Beware Barbara Kingsolver's Animal Vegetable Miracle. The book, which chronicles Kingsolver and her family eating extremely locally for one year, can make you want to try crazy things, like raise your own turkeys or plant a vegetable garden when you already are juggling the bounty of a full-share CSA.
Of the latter, I'm referring to coworker Pam Denney, who broke ground on her raised-bed garden this spring. She's writing about the garden and related fare, from bugs to Crocs, in her charming new blog Pam Plants a Garden. You'll definitely want to bookmark it.
The first fruits of Pam's labor are cucumbers.
That's one cute cuke!
She also planted several types of tomatoes, herbs, beans, eggplant, peppers, okra, tomatillos, and melons.
Pam gave me a few plants she grew from seed for my container garden. My yard doesn't really have enough sun to support such efforts and yet I persist. Of the three tomato plants, two died. The third is thriving and has bloomed but no fruit yet. Two of the basil plants she gave me died as well, but the remaining three are doing well.
I also picked up a few plants at the recent Grow Memphis sale.
The melon and squash plants are growing like crazy, but there's no output. One pepper plant clearly wants to shake off its mortal coil. The other looks pretty good but hasn't bloomed.
The okra plant I got did yield a solitary okra and then all the leaves fell off.
I wasn't sure when to pick the okra (clearly for the world's tiniest batch of gumbo), so I left it on the plant until it dried up. A garden-savvy coworker suggested I get the seeds to plant next year. I did that, but now have no idea where I put the seeds.
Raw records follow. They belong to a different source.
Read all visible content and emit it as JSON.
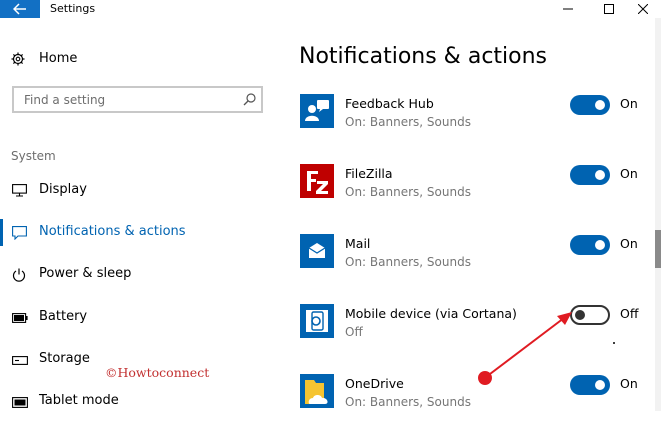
{
  "window": {
    "title": "Settings"
  },
  "sidebar": {
    "home_label": "Home",
    "search_placeholder": "Find a setting",
    "group_label": "System",
    "items": [
      {
        "label": "Display",
        "icon": "monitor-icon"
      },
      {
        "label": "Notifications & actions",
        "icon": "notification-icon",
        "active": true
      },
      {
        "label": "Power & sleep",
        "icon": "power-icon"
      },
      {
        "label": "Battery",
        "icon": "battery-icon"
      },
      {
        "label": "Storage",
        "icon": "storage-icon"
      },
      {
        "label": "Tablet mode",
        "icon": "tablet-icon"
      }
    ]
  },
  "main": {
    "title": "Notifications & actions",
    "apps": [
      {
        "name": "Feedback Hub",
        "status": "On: Banners, Sounds",
        "toggle": "On",
        "on": true,
        "icon": "feedback-hub-icon",
        "icon_color": "#0063b1"
      },
      {
        "name": "FileZilla",
        "status": "On: Banners, Sounds",
        "toggle": "On",
        "on": true,
        "icon": "filezilla-icon",
        "icon_color": "#bf0000"
      },
      {
        "name": "Mail",
        "status": "On: Banners, Sounds",
        "toggle": "On",
        "on": true,
        "icon": "mail-icon",
        "icon_color": "#0063b1"
      },
      {
        "name": "Mobile device (via Cortana)",
        "status": "Off",
        "toggle": "Off",
        "on": false,
        "icon": "mobile-cortana-icon",
        "icon_color": "#0063b1"
      },
      {
        "name": "OneDrive",
        "status": "On: Banners, Sounds",
        "toggle": "On",
        "on": true,
        "icon": "onedrive-icon",
        "icon_color": "#0063b1"
      }
    ]
  },
  "watermark": "©Howtoconnect",
  "colors": {
    "accent": "#0063b1",
    "back_button": "#1270c4",
    "annotation": "#e01b22"
  }
}
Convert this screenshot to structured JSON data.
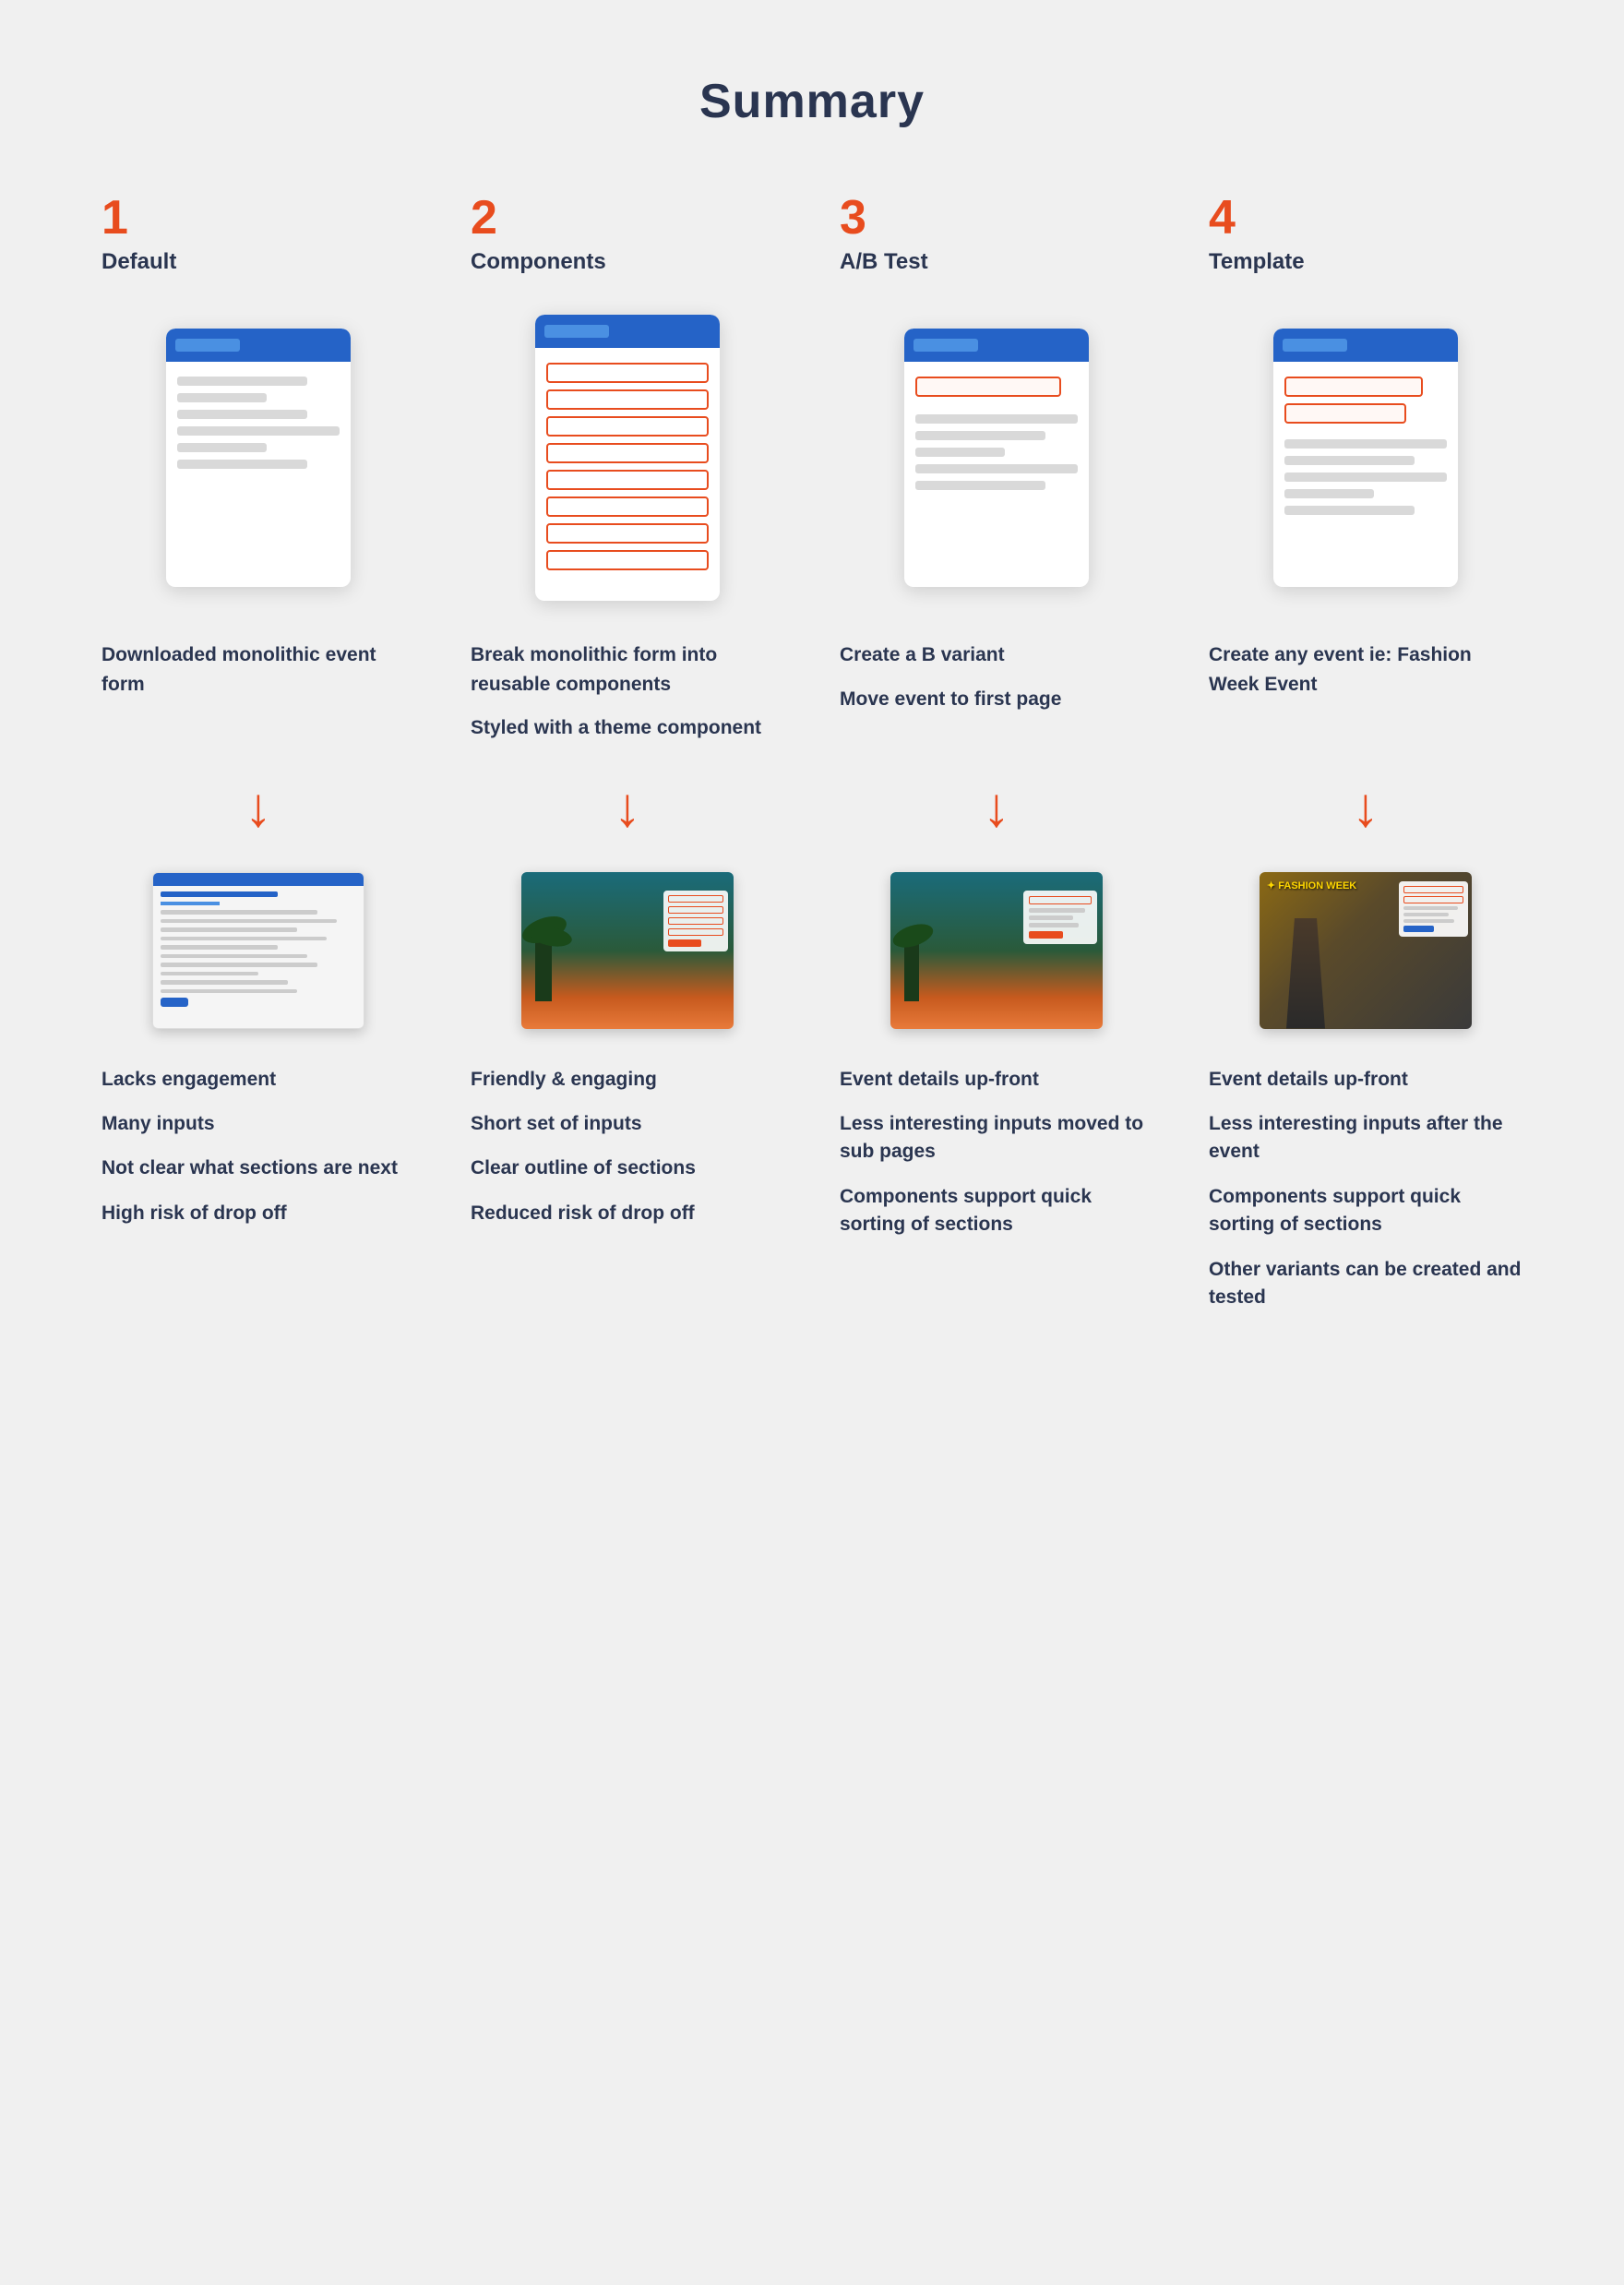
{
  "page": {
    "title": "Summary"
  },
  "columns": [
    {
      "number": "1",
      "label": "Default",
      "desc1": "Downloaded monolithic event form",
      "desc2": null,
      "outcomes": [
        "Lacks engagement",
        "Many inputs",
        "Not clear what sections are next",
        "High risk of drop off"
      ]
    },
    {
      "number": "2",
      "label": "Components",
      "desc1": "Break monolithic form into reusable components",
      "desc2": "Styled with a theme component",
      "outcomes": [
        "Friendly & engaging",
        "Short set of inputs",
        "Clear outline of sections",
        "Reduced risk of drop off"
      ]
    },
    {
      "number": "3",
      "label": "A/B Test",
      "desc1": "Create a B variant",
      "desc2": "Move event to first page",
      "outcomes": [
        "Event details up-front",
        "Less interesting inputs moved to sub pages",
        "Components support quick sorting of sections"
      ]
    },
    {
      "number": "4",
      "label": "Template",
      "desc1": "Create any event ie: Fashion Week Event",
      "desc2": null,
      "outcomes": [
        "Event details up-front",
        "Less interesting inputs after the event",
        "Components support quick sorting of sections",
        "Other variants can be created and tested"
      ]
    }
  ],
  "arrow": "↓"
}
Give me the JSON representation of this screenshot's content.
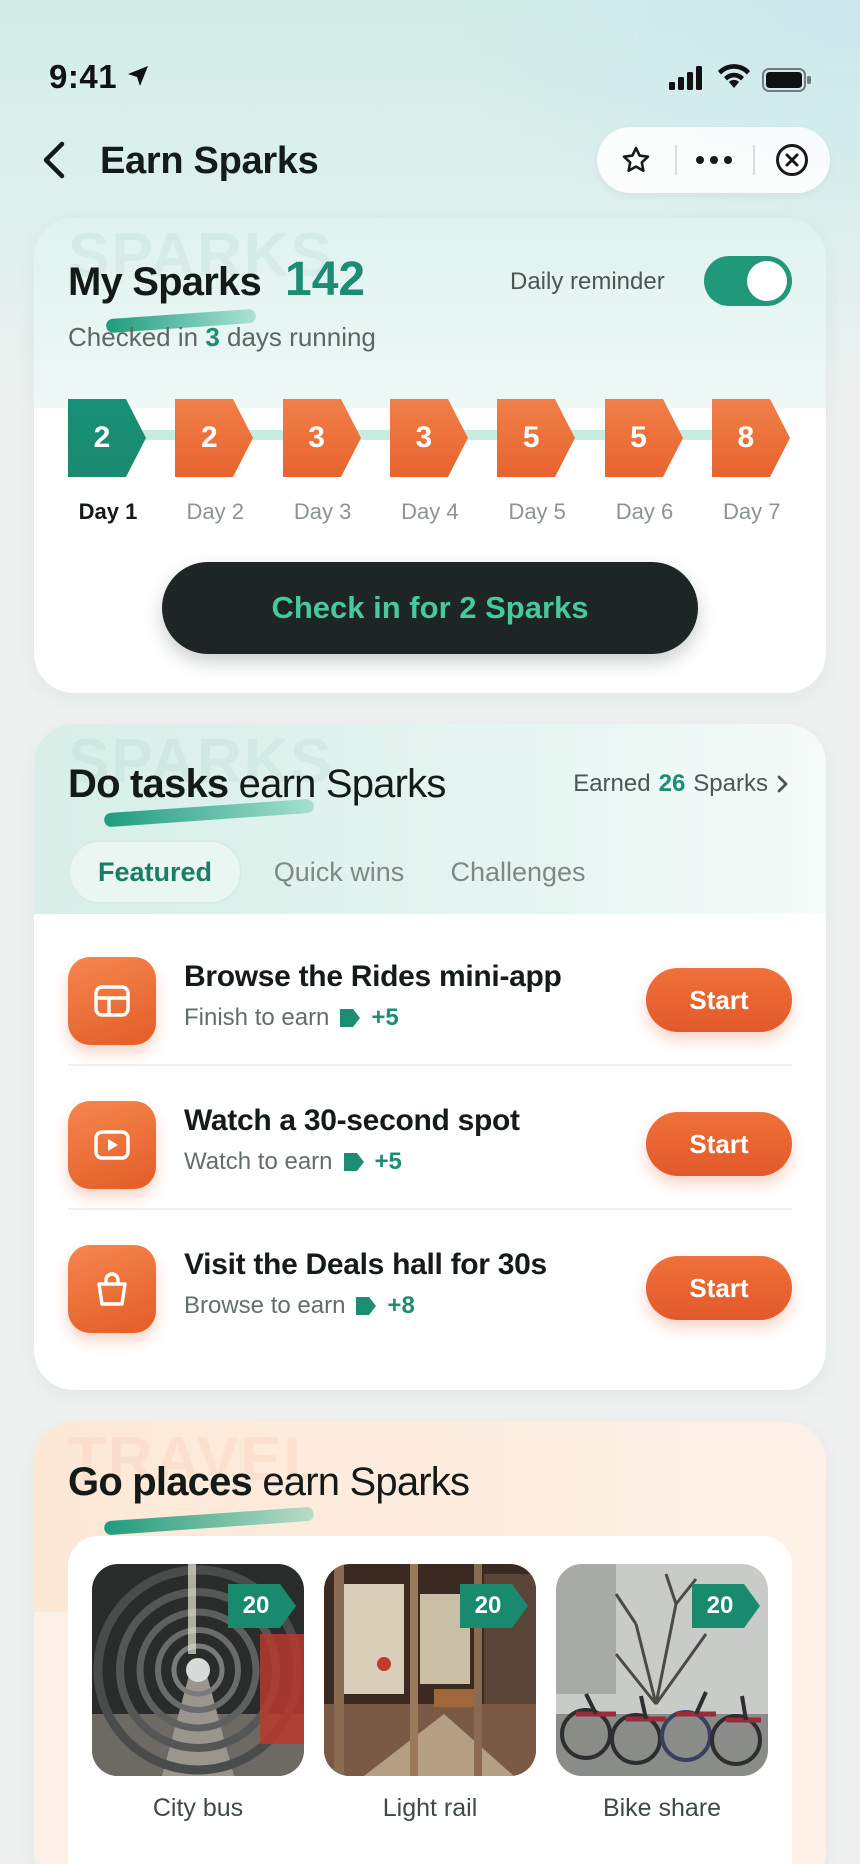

Please stop me before I garden again.
Do you have a particularly brag-worthy vegetable garden? E-mail me details and photos, and I'll post them at Hungry Memphis.